Asma studied and worked in the field of software engineering and quality assurance before moving into an educational management role, but this took a blow in October when she found herself facing redundancy.
Determined not to be thrown into turmoil, the 40-year-old from Lewisham decided it was time to pursue a more satisfying career in the NHS.
Asma says: “I decided to turn a negative into a positive and look for an opportunity to move into something I would find gratifying – and a job that I could feel proud of doing, something that would be beneficial to others as well as myself.
“I first came across London South East Colleges and this training when I attended an online NHS careers event back in November.
“By early December, I was enrolled and ready to get started. The course has been excellent and I’ve particularly enjoyed the tutor’s willingness to go above and beyond to help us.
“It has been a very positive and energising experience from start to finish. Recently I have been doing voluntary work as a steward at two local vaccination clinics and this has only added to the feeling of exhilaration I have right now. It’s very hard work but highly rewarding.
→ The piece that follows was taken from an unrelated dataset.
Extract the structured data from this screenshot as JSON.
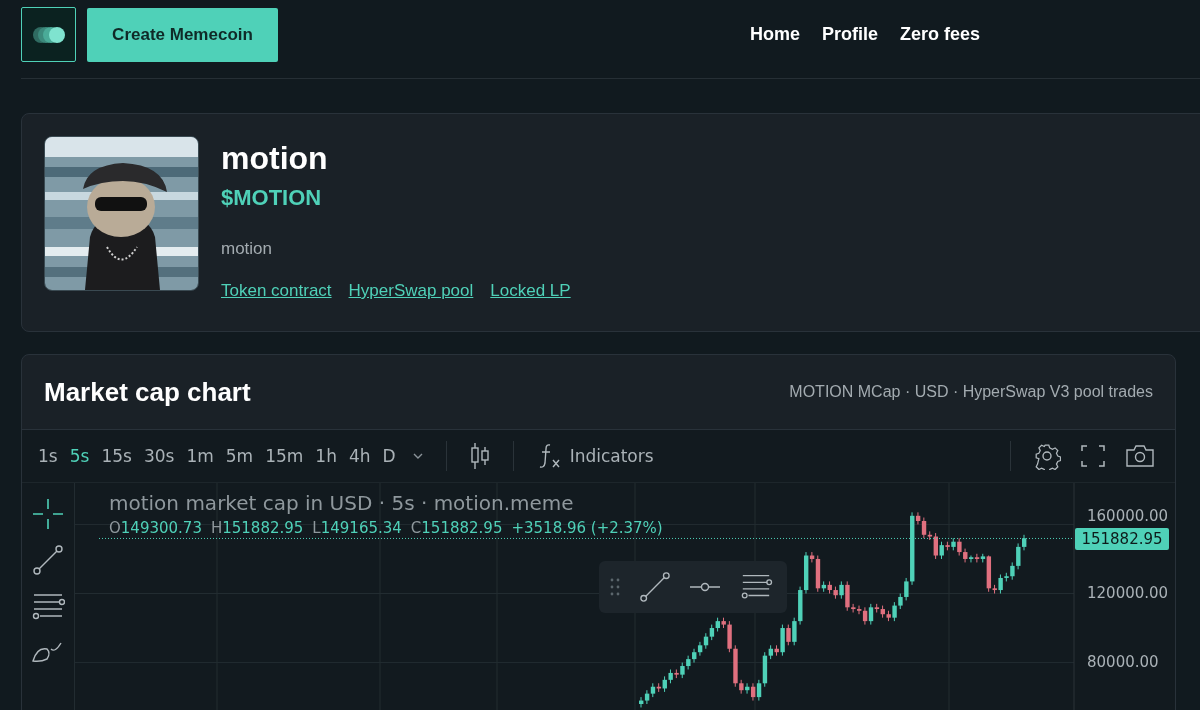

“From here on, I will be applying for roles within the NHS knowing I have been given the extra tools and support to get started in a new career line. I would love to be chosen to take part in the vaccination programme and help make a difference to people’s lives.”
Sarah, 42 from south London, also has a professional background in IT and has worked mainly in IT services management in the charity sector. It was just a couple of months before the first UK lockdown that she decided to change career and leave her last place of work in order to concentrate on applying for new positions.
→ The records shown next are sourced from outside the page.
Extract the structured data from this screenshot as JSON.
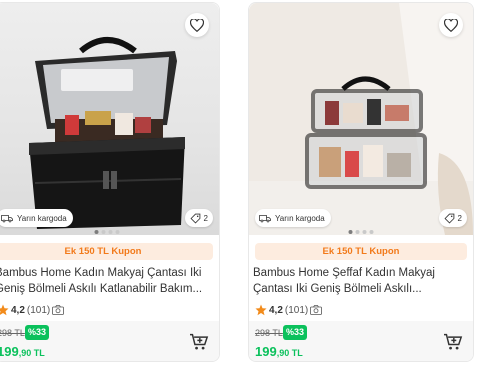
{
  "products": [
    {
      "title_line1": "Bambus Home Kadın Makyaj Çantası Iki",
      "title_line2": "Geniş Bölmeli Askılı Katlanabilir Bakım...",
      "shipping": "Yarın kargoda",
      "count": "2",
      "coupon": "Ek 150 TL Kupon",
      "rating": "4,2",
      "reviews": "(101)",
      "old_price": "298 TL",
      "discount": "%33",
      "price_main": "199",
      "price_cents": ",90 TL",
      "icons": [
        "heart-icon",
        "truck-icon",
        "tag-icon",
        "star-icon",
        "camera-icon",
        "cart-plus-icon"
      ]
    },
    {
      "title_line1": "Bambus Home Şeffaf Kadın Makyaj",
      "title_line2": "Çantası Iki Geniş Bölmeli Askılı...",
      "shipping": "Yarın kargoda",
      "count": "2",
      "coupon": "Ek 150 TL Kupon",
      "rating": "4,2",
      "reviews": "(101)",
      "old_price": "298 TL",
      "discount": "%33",
      "price_main": "199",
      "price_cents": ",90 TL",
      "icons": [
        "heart-icon",
        "truck-icon",
        "tag-icon",
        "star-icon",
        "camera-icon",
        "cart-plus-icon"
      ]
    }
  ],
  "colors": {
    "accent_orange": "#f27a1a",
    "price_green": "#0bc15c",
    "coupon_bg": "#fdecdf"
  }
}
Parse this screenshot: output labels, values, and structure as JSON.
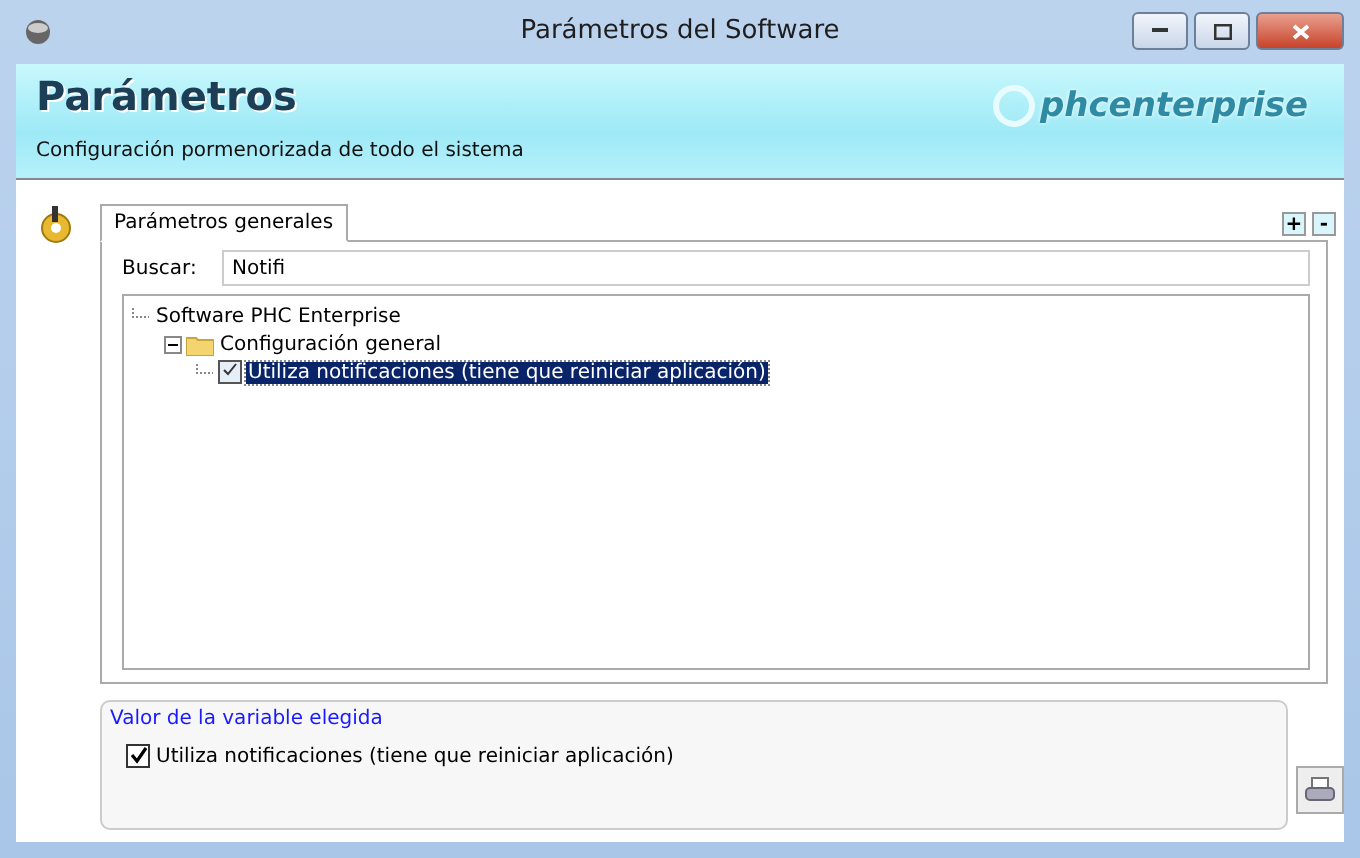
{
  "window": {
    "title": "Parámetros del Software"
  },
  "header": {
    "title": "Parámetros",
    "subtitle": "Configuración pormenorizada de todo el sistema",
    "logo": "phcenterprise"
  },
  "tabs": [
    {
      "label": "Parámetros generales",
      "selected": true
    }
  ],
  "tree_buttons": [
    "+",
    "-"
  ],
  "search": {
    "label": "Buscar:",
    "value": "Notifi"
  },
  "tree": [
    {
      "label": "Software PHC Enterprise",
      "kind": "root",
      "selected": false,
      "children": [
        {
          "label": "Configuración general",
          "kind": "folder",
          "selected": false,
          "expanded": true,
          "children": [
            {
              "label": "Utiliza notificaciones (tiene que reiniciar aplicación)",
              "kind": "check",
              "checked": true,
              "selected": true
            }
          ]
        }
      ]
    }
  ],
  "value_panel": {
    "title": "Valor de la variable elegida",
    "checkbox": {
      "label": "Utiliza notificaciones (tiene que reiniciar aplicación)",
      "checked": true
    }
  }
}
Sarah says: “I needed to make some changes to my life and start making some positive moves.
“The pandemic has somewhat hampered my progress but just as I was starting to think I should have stayed put, along came the email I had been waiting for. The National Careers Service informed me of this course and I jumped at the opportunity immediately.
“Like Asma, I was inspired to join up after taking part in the NHS careers event attended by the College and felt that this could be my big opportunity.
“I have to say, the training has been a big eye-opener and covered a wide ranging list of topics such as GDPR rules and regulations, consumer rights, customer services as well as lots of other things that will initially tie in to the kind of jobs offered in the vaccine rollout and any other jobs within the NHS.
“The course most definitely exceeded my expectations and has filled me with confidence – something I really needed at this time. The tutors and practitioners gave us amazing support and insight.
“I hope to find work in either IT management or customer services. I know I may have to work my way up but looking at the bigger picture, especially in the current climate, I believe the NHS could open doors and present me with a wide range of different possibilities and options.
“I’m also excited about being able to make a difference and to be a part of the ongoing fight against Covid 19 with this huge immunisation operation.”
The next course at the college will begin in early February.